[Information given Boundary: Start]
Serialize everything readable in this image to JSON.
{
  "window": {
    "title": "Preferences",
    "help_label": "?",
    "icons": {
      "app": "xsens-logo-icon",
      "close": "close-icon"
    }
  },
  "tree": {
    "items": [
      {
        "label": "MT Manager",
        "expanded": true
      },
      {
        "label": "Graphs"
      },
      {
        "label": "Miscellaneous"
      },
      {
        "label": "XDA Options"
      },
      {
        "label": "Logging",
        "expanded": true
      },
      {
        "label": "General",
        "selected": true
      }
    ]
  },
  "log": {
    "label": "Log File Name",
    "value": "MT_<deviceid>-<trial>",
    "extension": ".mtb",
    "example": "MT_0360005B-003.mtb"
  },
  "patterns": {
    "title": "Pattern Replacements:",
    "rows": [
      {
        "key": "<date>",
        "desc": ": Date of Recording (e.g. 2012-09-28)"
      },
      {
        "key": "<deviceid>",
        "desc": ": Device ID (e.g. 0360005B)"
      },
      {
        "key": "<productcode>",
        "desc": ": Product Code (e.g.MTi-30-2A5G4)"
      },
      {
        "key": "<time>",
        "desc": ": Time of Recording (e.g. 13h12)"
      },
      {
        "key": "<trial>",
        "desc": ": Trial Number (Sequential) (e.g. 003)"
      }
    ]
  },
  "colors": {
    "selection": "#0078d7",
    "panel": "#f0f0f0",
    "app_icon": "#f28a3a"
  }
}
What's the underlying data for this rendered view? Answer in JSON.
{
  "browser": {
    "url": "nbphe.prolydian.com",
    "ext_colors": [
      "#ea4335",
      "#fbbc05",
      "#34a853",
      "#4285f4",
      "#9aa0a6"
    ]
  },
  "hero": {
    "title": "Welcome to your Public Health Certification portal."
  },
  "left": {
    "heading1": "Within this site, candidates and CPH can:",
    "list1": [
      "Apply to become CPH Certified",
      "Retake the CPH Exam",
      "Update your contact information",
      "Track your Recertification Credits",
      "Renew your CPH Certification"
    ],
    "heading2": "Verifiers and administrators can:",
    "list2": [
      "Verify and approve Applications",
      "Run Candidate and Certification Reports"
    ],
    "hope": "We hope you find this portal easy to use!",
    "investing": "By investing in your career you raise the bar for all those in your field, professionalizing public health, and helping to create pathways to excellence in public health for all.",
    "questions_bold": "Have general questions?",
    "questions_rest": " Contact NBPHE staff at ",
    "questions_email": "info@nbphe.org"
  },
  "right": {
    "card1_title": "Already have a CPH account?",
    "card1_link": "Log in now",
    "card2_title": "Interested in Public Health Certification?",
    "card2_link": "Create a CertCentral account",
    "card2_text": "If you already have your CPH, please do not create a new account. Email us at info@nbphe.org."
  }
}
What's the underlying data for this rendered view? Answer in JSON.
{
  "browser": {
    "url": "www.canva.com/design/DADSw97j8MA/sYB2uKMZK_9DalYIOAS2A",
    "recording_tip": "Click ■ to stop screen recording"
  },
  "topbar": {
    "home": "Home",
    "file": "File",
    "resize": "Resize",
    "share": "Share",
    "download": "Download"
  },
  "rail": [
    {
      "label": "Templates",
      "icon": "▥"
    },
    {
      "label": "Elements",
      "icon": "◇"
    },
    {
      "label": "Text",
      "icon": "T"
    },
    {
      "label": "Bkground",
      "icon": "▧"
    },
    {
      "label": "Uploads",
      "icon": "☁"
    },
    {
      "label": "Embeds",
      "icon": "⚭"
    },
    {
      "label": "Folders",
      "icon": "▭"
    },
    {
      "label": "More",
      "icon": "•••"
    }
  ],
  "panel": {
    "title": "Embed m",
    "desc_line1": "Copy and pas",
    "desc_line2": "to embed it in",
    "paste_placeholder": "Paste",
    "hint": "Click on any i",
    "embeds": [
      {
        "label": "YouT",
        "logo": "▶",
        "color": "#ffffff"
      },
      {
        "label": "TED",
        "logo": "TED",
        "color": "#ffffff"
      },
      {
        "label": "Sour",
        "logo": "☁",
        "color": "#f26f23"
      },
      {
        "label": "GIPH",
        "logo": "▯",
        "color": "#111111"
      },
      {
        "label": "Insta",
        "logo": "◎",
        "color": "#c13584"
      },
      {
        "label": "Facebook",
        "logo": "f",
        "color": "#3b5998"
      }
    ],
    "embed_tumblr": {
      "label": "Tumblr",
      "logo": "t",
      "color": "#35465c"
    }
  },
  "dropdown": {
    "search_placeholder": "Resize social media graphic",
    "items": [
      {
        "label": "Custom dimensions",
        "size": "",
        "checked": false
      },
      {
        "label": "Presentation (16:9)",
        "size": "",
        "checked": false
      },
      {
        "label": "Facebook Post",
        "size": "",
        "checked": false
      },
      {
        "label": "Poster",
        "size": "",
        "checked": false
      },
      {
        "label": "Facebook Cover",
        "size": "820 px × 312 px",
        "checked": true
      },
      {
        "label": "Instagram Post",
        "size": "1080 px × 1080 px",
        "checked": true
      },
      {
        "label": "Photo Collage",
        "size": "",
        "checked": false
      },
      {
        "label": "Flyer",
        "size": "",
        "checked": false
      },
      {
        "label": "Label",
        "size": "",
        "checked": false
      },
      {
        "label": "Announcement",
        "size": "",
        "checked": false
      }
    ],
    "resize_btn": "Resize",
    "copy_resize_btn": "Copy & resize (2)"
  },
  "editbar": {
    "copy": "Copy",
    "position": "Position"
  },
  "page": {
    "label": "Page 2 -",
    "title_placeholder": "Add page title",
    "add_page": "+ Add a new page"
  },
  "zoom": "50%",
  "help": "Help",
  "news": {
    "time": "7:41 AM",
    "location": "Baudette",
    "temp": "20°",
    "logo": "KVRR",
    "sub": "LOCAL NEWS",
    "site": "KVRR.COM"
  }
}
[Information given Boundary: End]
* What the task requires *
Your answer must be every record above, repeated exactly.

* Result of this task *
Serialize everything readable in this image to JSON.
{
  "window": {
    "title": "Preferences",
    "help_label": "?",
    "icons": {
      "app": "xsens-logo-icon",
      "close": "close-icon"
    }
  },
  "tree": {
    "items": [
      {
        "label": "MT Manager",
        "expanded": true
      },
      {
        "label": "Graphs"
      },
      {
        "label": "Miscellaneous"
      },
      {
        "label": "XDA Options"
      },
      {
        "label": "Logging",
        "expanded": true
      },
      {
        "label": "General",
        "selected": true
      }
    ]
  },
  "log": {
    "label": "Log File Name",
    "value": "MT_<deviceid>-<trial>",
    "extension": ".mtb",
    "example": "MT_0360005B-003.mtb"
  },
  "patterns": {
    "title": "Pattern Replacements:",
    "rows": [
      {
        "key": "<date>",
        "desc": ": Date of Recording (e.g. 2012-09-28)"
      },
      {
        "key": "<deviceid>",
        "desc": ": Device ID (e.g. 0360005B)"
      },
      {
        "key": "<productcode>",
        "desc": ": Product Code (e.g.MTi-30-2A5G4)"
      },
      {
        "key": "<time>",
        "desc": ": Time of Recording (e.g. 13h12)"
      },
      {
        "key": "<trial>",
        "desc": ": Trial Number (Sequential) (e.g. 003)"
      }
    ]
  },
  "colors": {
    "selection": "#0078d7",
    "panel": "#f0f0f0",
    "app_icon": "#f28a3a"
  }
}
What's the underlying data for this rendered view? Answer in JSON.
{
  "browser": {
    "url": "nbphe.prolydian.com",
    "ext_colors": [
      "#ea4335",
      "#fbbc05",
      "#34a853",
      "#4285f4",
      "#9aa0a6"
    ]
  },
  "hero": {
    "title": "Welcome to your Public Health Certification portal."
  },
  "left": {
    "heading1": "Within this site, candidates and CPH can:",
    "list1": [
      "Apply to become CPH Certified",
      "Retake the CPH Exam",
      "Update your contact information",
      "Track your Recertification Credits",
      "Renew your CPH Certification"
    ],
    "heading2": "Verifiers and administrators can:",
    "list2": [
      "Verify and approve Applications",
      "Run Candidate and Certification Reports"
    ],
    "hope": "We hope you find this portal easy to use!",
    "investing": "By investing in your career you raise the bar for all those in your field, professionalizing public health, and helping to create pathways to excellence in public health for all.",
    "questions_bold": "Have general questions?",
    "questions_rest": " Contact NBPHE staff at ",
    "questions_email": "info@nbphe.org"
  },
  "right": {
    "card1_title": "Already have a CPH account?",
    "card1_link": "Log in now",
    "card2_title": "Interested in Public Health Certification?",
    "card2_link": "Create a CertCentral account",
    "card2_text": "If you already have your CPH, please do not create a new account. Email us at info@nbphe.org."
  }
}
What's the underlying data for this rendered view? Answer in JSON.
{
  "browser": {
    "url": "www.canva.com/design/DADSw97j8MA/sYB2uKMZK_9DalYIOAS2A",
    "recording_tip": "Click ■ to stop screen recording"
  },
  "topbar": {
    "home": "Home",
    "file": "File",
    "resize": "Resize",
    "share": "Share",
    "download": "Download"
  },
  "rail": [
    {
      "label": "Templates",
      "icon": "▥"
    },
    {
      "label": "Elements",
      "icon": "◇"
    },
    {
      "label": "Text",
      "icon": "T"
    },
    {
      "label": "Bkground",
      "icon": "▧"
    },
    {
      "label": "Uploads",
      "icon": "☁"
    },
    {
      "label": "Embeds",
      "icon": "⚭"
    },
    {
      "label": "Folders",
      "icon": "▭"
    },
    {
      "label": "More",
      "icon": "•••"
    }
  ],
  "panel": {
    "title": "Embed m",
    "desc_line1": "Copy and pas",
    "desc_line2": "to embed it in",
    "paste_placeholder": "Paste",
    "hint": "Click on any i",
    "embeds": [
      {
        "label": "YouT",
        "logo": "▶",
        "color": "#ffffff"
      },
      {
        "label": "TED",
        "logo": "TED",
        "color": "#ffffff"
      },
      {
        "label": "Sour",
        "logo": "☁",
        "color": "#f26f23"
      },
      {
        "label": "GIPH",
        "logo": "▯",
        "color": "#111111"
      },
      {
        "label": "Insta",
        "logo": "◎",
        "color": "#c13584"
      },
      {
        "label": "Facebook",
        "logo": "f",
        "color": "#3b5998"
      }
    ],
    "embed_tumblr": {
      "label": "Tumblr",
      "logo": "t",
      "color": "#35465c"
    }
  },
  "dropdown": {
    "search_placeholder": "Resize social media graphic",
    "items": [
      {
        "label": "Custom dimensions",
        "size": "",
        "checked": false
      },
      {
        "label": "Presentation (16:9)",
        "size": "",
        "checked": false
      },
      {
        "label": "Facebook Post",
        "size": "",
        "checked": false
      },
      {
        "label": "Poster",
        "size": "",
        "checked": false
      },
      {
        "label": "Facebook Cover",
        "size": "820 px × 312 px",
        "checked": true
      },
      {
        "label": "Instagram Post",
        "size": "1080 px × 1080 px",
        "checked": true
      },
      {
        "label": "Photo Collage",
        "size": "",
        "checked": false
      },
      {
        "label": "Flyer",
        "size": "",
        "checked": false
      },
      {
        "label": "Label",
        "size": "",
        "checked": false
      },
      {
        "label": "Announcement",
        "size": "",
        "checked": false
      }
    ],
    "resize_btn": "Resize",
    "copy_resize_btn": "Copy & resize (2)"
  },
  "editbar": {
    "copy": "Copy",
    "position": "Position"
  },
  "page": {
    "label": "Page 2 -",
    "title_placeholder": "Add page title",
    "add_page": "+ Add a new page"
  },
  "zoom": "50%",
  "help": "Help",
  "news": {
    "time": "7:41 AM",
    "location": "Baudette",
    "temp": "20°",
    "logo": "KVRR",
    "sub": "LOCAL NEWS",
    "site": "KVRR.COM"
  }
}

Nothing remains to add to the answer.